What happens hereafter depends much on the reasons that guided Jung to quit. There are many theories doing the rounds. One explanation is that Jung got tired of doing the bidding for Prime Minister Narendra Modi’s government in its proxy war against the Aam Aadmi Party that stormed to power in Delhi with a popular mandate in February 2015. In the past two years, few weeks have passed without a showdown between the offices of the LG and the chief minister. From the appointment of bureaucrats in the Delhi government to tackling civic issues such as clearing garbage and fighting a deadly outbreak of dengue and chikungunya this past autumn, they have sparred over almost everything. Although the rule book often sided with Jung, the spats had perhaps become onerous for the 65-year-old bureaucrat, who said he was quitting to spend more time with his family.
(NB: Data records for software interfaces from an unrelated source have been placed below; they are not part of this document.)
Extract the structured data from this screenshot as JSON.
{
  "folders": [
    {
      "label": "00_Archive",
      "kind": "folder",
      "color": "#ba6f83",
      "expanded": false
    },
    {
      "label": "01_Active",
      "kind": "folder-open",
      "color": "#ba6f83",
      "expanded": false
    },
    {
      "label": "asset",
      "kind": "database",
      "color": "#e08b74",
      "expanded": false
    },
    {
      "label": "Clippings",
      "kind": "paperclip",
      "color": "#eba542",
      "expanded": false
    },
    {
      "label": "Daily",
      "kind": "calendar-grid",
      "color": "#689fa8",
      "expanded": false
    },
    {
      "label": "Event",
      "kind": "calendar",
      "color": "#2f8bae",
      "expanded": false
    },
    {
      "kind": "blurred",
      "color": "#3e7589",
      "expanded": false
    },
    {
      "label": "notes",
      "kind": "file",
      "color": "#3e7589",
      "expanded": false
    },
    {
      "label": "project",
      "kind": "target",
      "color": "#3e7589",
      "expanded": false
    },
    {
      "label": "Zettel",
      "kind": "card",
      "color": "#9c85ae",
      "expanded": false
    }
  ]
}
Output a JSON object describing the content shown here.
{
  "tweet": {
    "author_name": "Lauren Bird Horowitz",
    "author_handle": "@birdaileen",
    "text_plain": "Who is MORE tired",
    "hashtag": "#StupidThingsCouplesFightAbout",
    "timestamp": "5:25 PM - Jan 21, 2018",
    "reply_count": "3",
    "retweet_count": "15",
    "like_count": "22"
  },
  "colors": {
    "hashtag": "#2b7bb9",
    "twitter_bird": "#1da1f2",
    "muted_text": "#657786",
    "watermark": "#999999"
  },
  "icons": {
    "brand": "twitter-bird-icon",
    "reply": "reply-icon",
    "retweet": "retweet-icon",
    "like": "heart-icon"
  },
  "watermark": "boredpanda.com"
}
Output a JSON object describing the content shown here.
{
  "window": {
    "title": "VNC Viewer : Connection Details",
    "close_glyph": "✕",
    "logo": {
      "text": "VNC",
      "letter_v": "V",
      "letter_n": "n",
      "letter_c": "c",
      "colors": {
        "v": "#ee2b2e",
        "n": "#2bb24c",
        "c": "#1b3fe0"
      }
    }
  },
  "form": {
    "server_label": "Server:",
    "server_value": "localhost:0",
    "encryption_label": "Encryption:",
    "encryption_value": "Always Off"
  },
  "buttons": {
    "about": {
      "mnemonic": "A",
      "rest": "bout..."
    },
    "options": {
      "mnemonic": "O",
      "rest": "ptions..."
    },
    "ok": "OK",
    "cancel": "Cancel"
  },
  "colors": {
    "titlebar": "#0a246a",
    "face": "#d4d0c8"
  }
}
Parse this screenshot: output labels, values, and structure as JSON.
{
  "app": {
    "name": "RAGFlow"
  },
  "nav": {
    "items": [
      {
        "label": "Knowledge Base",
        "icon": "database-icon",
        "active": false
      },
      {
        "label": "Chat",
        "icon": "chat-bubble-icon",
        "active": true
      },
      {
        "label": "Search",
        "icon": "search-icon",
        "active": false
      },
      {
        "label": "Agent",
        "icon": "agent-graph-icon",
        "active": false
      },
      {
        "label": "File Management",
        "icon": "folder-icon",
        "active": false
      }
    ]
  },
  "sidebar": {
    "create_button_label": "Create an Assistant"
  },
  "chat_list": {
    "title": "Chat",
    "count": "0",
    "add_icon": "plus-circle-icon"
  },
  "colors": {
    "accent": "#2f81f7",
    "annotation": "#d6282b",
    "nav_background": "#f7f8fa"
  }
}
People in the know of things say Jung had indicated his intent six months ago, but was asked to stay. Some believe the Supreme Court’s recent observation that the “state government should have autonomy to function” could have finally prompted him to call it a day.
The top court is hearing an appeal against a high court ruling that had empowered Jung to declare decisions taken by the AAP government without due consultations with the LG null and void.
The Jung-Kejriwal bickering was rooted in the unique partial statehood status of Delhi under which authority to govern the national capital is split between the Centre and the elected state government, and hence subject to conflicting interpretations. In the past, these were resolved through dialogue and rarely affected the administration of Delhi. But in the last two years such conflicts have gone too far and created a situation where Delhi has begun to suffer. And in all of this, Jung has come out appearing to be the villain.
The other theory behind his resignation is that while Jung did everything that the Centre wanted him to do to undermine the AAP government, the BJP couldn’t gain much politically. Many leaders in the BJP’s Delhi unit agree that people’s perception continues to favour Kejriwal and his narrative of political victimisation.
They also complain about lack of access to Jung and would like to see a person more amenable to their interests occupy the LG’s office, especially at a time when Delhi is getting ready for crucial municipal elections. To begin with, Jung was never their man. He took up the job in 2013 when the UPA was in power; Modi continued with him because he was found malleable.
If the expectations of the local BJP unit were to weigh in on the choice of Jung’s successor, Delhi may end up with an administrator and a political scenario that would further escalate the turf war.
We hope that will not be case. That Jung’s exit will be taken as an opportunity to build bridges, to dispel mistrust between the governments at the Centre and the state, to put development back on the agenda.
It is time both sides began to reconcile. Making that a resolution for the New Year would serve both Modi and Kejriwal well. They owe it to the people of Delhi.